What to Do if You Can’t Pay the IRS

As the April 17th deadline for filing 2017 income tax returns draws near, practitioners may encounter some clients who don't have cash to pay the balance due on their returns. Clients can avoid penalties but not interest if they can get an extension of time to pay from IRS. But such extensions merely postpone the day of reckoning for the period of the extension (generally, six months). This Practice Alert examines ways in which financially distressed clients may be able to defer paying their income taxes, including installment agreements—fees for which are now waived or refunded for certain low-income taxpayers under a recent law change—and offers in compromise with IRS.

Paying in full within 120 days. A taxpayer can pay the full amount owed within 120 days, without having to pay any fee, but interest and any applicable penalties continue to accrue until the tax is paid in full. Taxpayers can use an online payment application (irs.gov/individuals/online-payment-agreement-application) or call IRS at 800-829-1040 (individuals) or 800-829-4933 (businesses).

Installment agreements. Taxpayers unable to pay the full amount owed within 120 days may be able to enter into an installment agreement with IRS to pay the tax. Apply using Form 9465, Installment Agreement Request, and Form 433-F, Collection Information Statement. (irs.gov/individuals/payment-plans-installment-agreements)

There are different rules for taxpayers who owe $10,000 or less, and for taxpayers who owe $50,000 or less.

Taxpayers are eligible for a guaranteed installment agreement—in other words, IRS is required to enter into the agreement—if the aggregate amount of the liability (determined without regard to interest, penalties, additions to the tax, and additional amounts) is not more than $10,000 and:

  • During the past five tax years, the taxpayer (and spouse if filing a joint return) have timely filed all income tax returns and paid any income tax due, and have not entered into an installment agreement for payment of income tax;
  • The taxpayer agrees to pay the full amount owed within three years and to comply with all Code provisions while the agreement is in effect; and
  • The taxpayer is financially unable to pay the liability in full when due and submits information that IRS may require to make this determination (i.e., a financial statement). (Code Sec. 6159(c)(2); Reg. § 301.6159-1(c)(1))

Fees Involved With Installment Agreements

The following fees currently apply to installment agreements, except for low-income taxpayers:

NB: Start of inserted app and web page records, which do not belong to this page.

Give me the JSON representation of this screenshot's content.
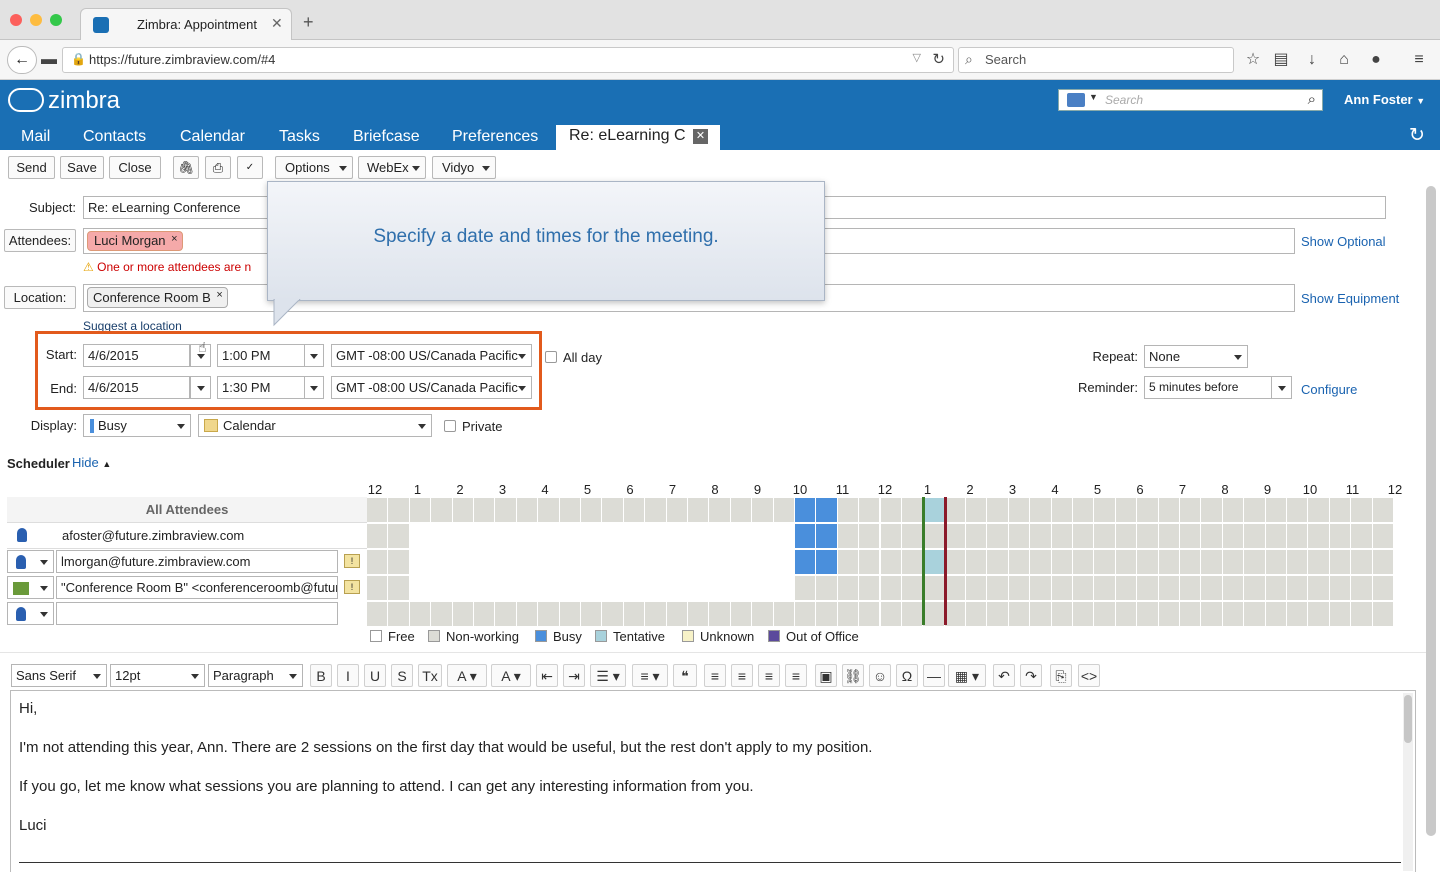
{
  "browser": {
    "tab_title": "Zimbra: Appointment",
    "new_tab": "+",
    "url": "https://future.zimbraview.com/#4",
    "search_placeholder": "Search"
  },
  "app": {
    "logo": "zimbra",
    "search_placeholder": "Search",
    "user": "Ann Foster",
    "nav_tabs": [
      "Mail",
      "Contacts",
      "Calendar",
      "Tasks",
      "Briefcase",
      "Preferences"
    ],
    "active_tab": "Re: eLearning C"
  },
  "toolbar": {
    "send": "Send",
    "save": "Save",
    "close": "Close",
    "options": "Options",
    "webex": "WebEx",
    "vidyo": "Vidyo"
  },
  "form": {
    "subject_label": "Subject:",
    "subject_value": "Re: eLearning Conference",
    "attendees_label": "Attendees:",
    "attendee_chip": "Luci Morgan",
    "warning": "One or more attendees are n",
    "show_optional": "Show Optional",
    "location_label": "Location:",
    "location_chip": "Conference Room B",
    "show_equipment": "Show Equipment",
    "suggest_location": "Suggest a location",
    "start_label": "Start:",
    "start_date": "4/6/2015",
    "start_time": "1:00 PM",
    "start_tz": "GMT -08:00 US/Canada Pacific",
    "end_label": "End:",
    "end_date": "4/6/2015",
    "end_time": "1:30 PM",
    "end_tz": "GMT -08:00 US/Canada Pacific",
    "all_day": "All day",
    "repeat_label": "Repeat:",
    "repeat_value": "None",
    "reminder_label": "Reminder:",
    "reminder_value": "5 minutes before",
    "configure": "Configure",
    "display_label": "Display:",
    "display_value": "Busy",
    "calendar_value": "Calendar",
    "private": "Private"
  },
  "tooltip": "Specify a date and times for the meeting.",
  "scheduler": {
    "title": "Scheduler",
    "hide": "Hide",
    "all_attendees": "All Attendees",
    "hours": [
      "12",
      "1",
      "2",
      "3",
      "4",
      "5",
      "6",
      "7",
      "8",
      "9",
      "10",
      "11",
      "12",
      "1",
      "2",
      "3",
      "4",
      "5",
      "6",
      "7",
      "8",
      "9",
      "10",
      "11",
      "12"
    ],
    "rows": [
      "afoster@future.zimbraview.com",
      "lmorgan@future.zimbraview.com",
      "\"Conference Room B\" <conferenceroomb@future.z",
      ""
    ],
    "legend": [
      "Free",
      "Non-working",
      "Busy",
      "Tentative",
      "Unknown",
      "Out of Office"
    ],
    "legend_colors": [
      "#ffffff",
      "#dcdcd6",
      "#4a8fdc",
      "#a9d2dc",
      "#f7f2c8",
      "#5b4a9c"
    ]
  },
  "editor": {
    "font": "Sans Serif",
    "size": "12pt",
    "block": "Paragraph",
    "body": [
      "Hi,",
      "I'm not attending this year, Ann. There are 2 sessions on the first day that would be useful, but the rest don't apply to my position.",
      "If you go, let me know what sessions you are planning to attend. I can get any interesting information from you.",
      "Luci"
    ]
  }
}
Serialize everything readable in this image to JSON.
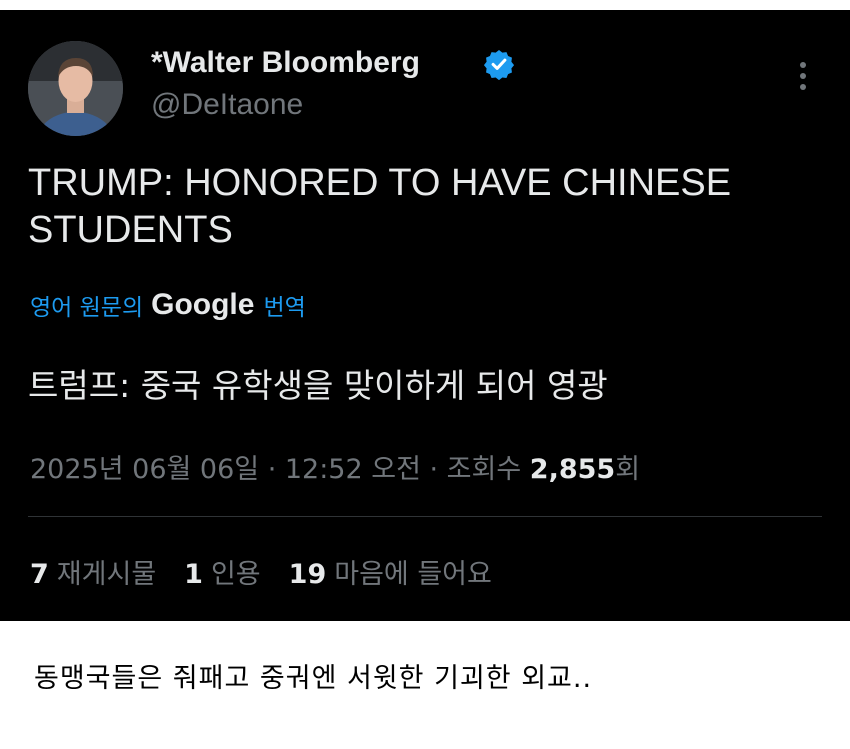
{
  "tweet": {
    "display_name": "*Walter Bloomberg",
    "handle": "@DeItaone",
    "text": "TRUMP: HONORED TO HAVE CHINESE STUDENTS",
    "translation": {
      "prefix": "영어 원문의",
      "brand": "Google",
      "suffix": "번역",
      "text": "트럼프: 중국 유학생을 맞이하게 되어 영광"
    },
    "meta": {
      "timestamp": "2025년 06월 06일 · 12:52 오전 · 조회수",
      "views": "2,855",
      "views_suffix": "회"
    },
    "stats": [
      {
        "count": "7",
        "label": "재게시물"
      },
      {
        "count": "1",
        "label": "인용"
      },
      {
        "count": "19",
        "label": "마음에 들어요"
      }
    ]
  },
  "caption": "동맹국들은 줘패고 중궈엔 서윗한 기괴한 외교..",
  "colors": {
    "background": "#000000",
    "text": "#e7e9ea",
    "muted": "#71767b",
    "accent": "#1d9bf0",
    "divider": "#2f3336"
  },
  "icons": [
    "avatar",
    "verified-badge-icon",
    "more-options-icon"
  ]
}
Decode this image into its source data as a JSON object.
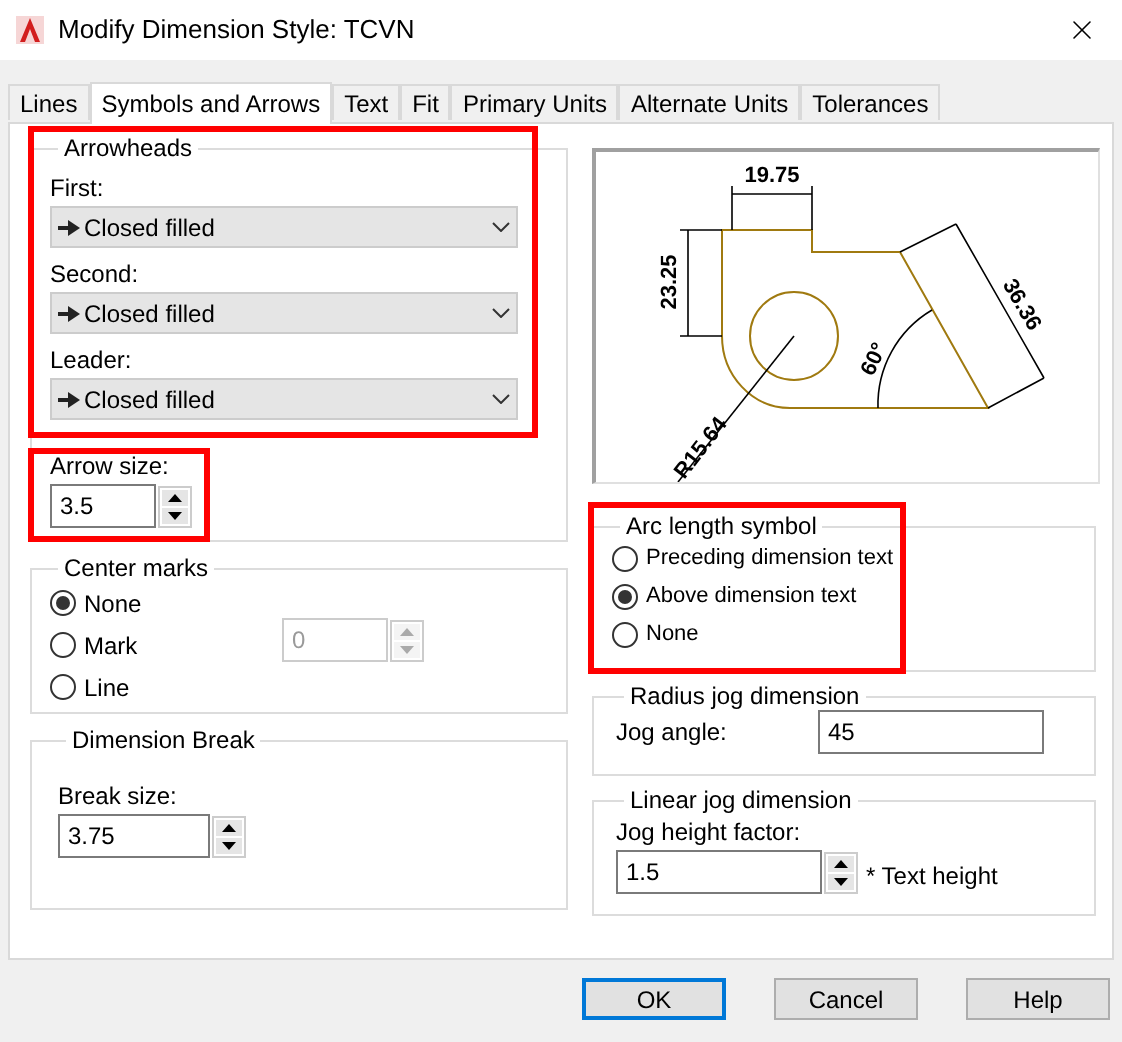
{
  "window": {
    "title": "Modify Dimension Style: TCVN"
  },
  "tabs": [
    {
      "label": "Lines",
      "selected": false
    },
    {
      "label": "Symbols and Arrows",
      "selected": true
    },
    {
      "label": "Text",
      "selected": false
    },
    {
      "label": "Fit",
      "selected": false
    },
    {
      "label": "Primary Units",
      "selected": false
    },
    {
      "label": "Alternate Units",
      "selected": false
    },
    {
      "label": "Tolerances",
      "selected": false
    }
  ],
  "arrowheads": {
    "legend": "Arrowheads",
    "fields": [
      {
        "label": "First:",
        "value": "Closed filled"
      },
      {
        "label": "Second:",
        "value": "Closed filled"
      },
      {
        "label": "Leader:",
        "value": "Closed filled"
      }
    ],
    "arrow_size": {
      "label": "Arrow size:",
      "value": "3.5"
    }
  },
  "center_marks": {
    "legend": "Center marks",
    "options": [
      {
        "label": "None",
        "selected": true
      },
      {
        "label": "Mark",
        "selected": false
      },
      {
        "label": "Line",
        "selected": false
      }
    ],
    "size": {
      "value": "0",
      "disabled": true
    }
  },
  "dimension_break": {
    "legend": "Dimension Break",
    "break_size": {
      "label": "Break size:",
      "value": "3.75"
    }
  },
  "preview": {
    "labels": [
      "19.75",
      "23.25",
      "R15.64",
      "60°",
      "36.36"
    ]
  },
  "arc_length_symbol": {
    "legend": "Arc length symbol",
    "options": [
      {
        "label": "Preceding dimension text",
        "selected": false
      },
      {
        "label": "Above dimension text",
        "selected": true
      },
      {
        "label": "None",
        "selected": false
      }
    ]
  },
  "radius_jog": {
    "legend": "Radius jog dimension",
    "jog_angle": {
      "label": "Jog angle:",
      "value": "45"
    }
  },
  "linear_jog": {
    "legend": "Linear jog dimension",
    "jog_height_factor": {
      "label": "Jog height factor:",
      "value": "1.5",
      "suffix": "* Text height"
    }
  },
  "buttons": [
    {
      "label": "OK",
      "default": true
    },
    {
      "label": "Cancel",
      "default": false
    },
    {
      "label": "Help",
      "default": false
    }
  ]
}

  • $225 for regular installment agreements, where a taxpayer contacts IRS in person, by phone, or by mail and sets up an agreement to make manual payments over a period of time either by any electronic method other than direct debit, such as direct pay or debit/credit card, or by check or money order. (Reg. § 300.1(b))
  • $107 for direct debit installment agreements, where a taxpayer contacts IRS by phone or mail and sets up an agreement to make automatic payments over a period of time through a direct debit from a bank account. (Reg. § 300.1(b)(1))
  • $149 for online payment agreements, where a taxpayer sets up an installment agreement Online Payment Agreement application on irs.gov and agrees to make manual payments over a period of time by any electronic method other than direct debit, such as direct pay or debit/credit card, or by check or money order. (Reg. § 300.1(b)(2))
  • $31 for direct debit online payment agreements, where a taxpayer sets up an installment agreement Online Payment Agreement application on irs.gov and agrees to make automatic payments over a period of time through a direct debit from a bank account. (Reg. § 300.1(b)(2))

The first three fees above are reduced to $43 for certain qualifying low-income taxpayers, and under a recent law change made by the Bipartisan Budget Act of 2018 (P.L. 115-123, 2/9/2018), no user fee is imposed where the low-income taxpayer enters into an installment agreement under which the taxpayer agrees to make electronic debit installment payments through a debit account. For low-income taxpayers who are unable to agree to make such electronic payment, the user fee applies, but will be reimbursed upon completion of the installment agreement. (Code Sec. 6159(f))

Offer in Compromise

An Offer in Compromise is an agreement between a taxpayer and IRS that settles the taxpayer's tax liabilities for less than the full amount owed. Taxpayers who can fully pay the liabilities through an installment agreement or other means, won't qualify for an OIC in most cases. IRS says that to qualify for an OIC, the taxpayer must have filed all tax returns, made all required estimated tax payments for the current year, and made all required federal tax deposits for the current quarter if the taxpayer is a business owner with employees. (irs.gov/taxtopics/tc204.html)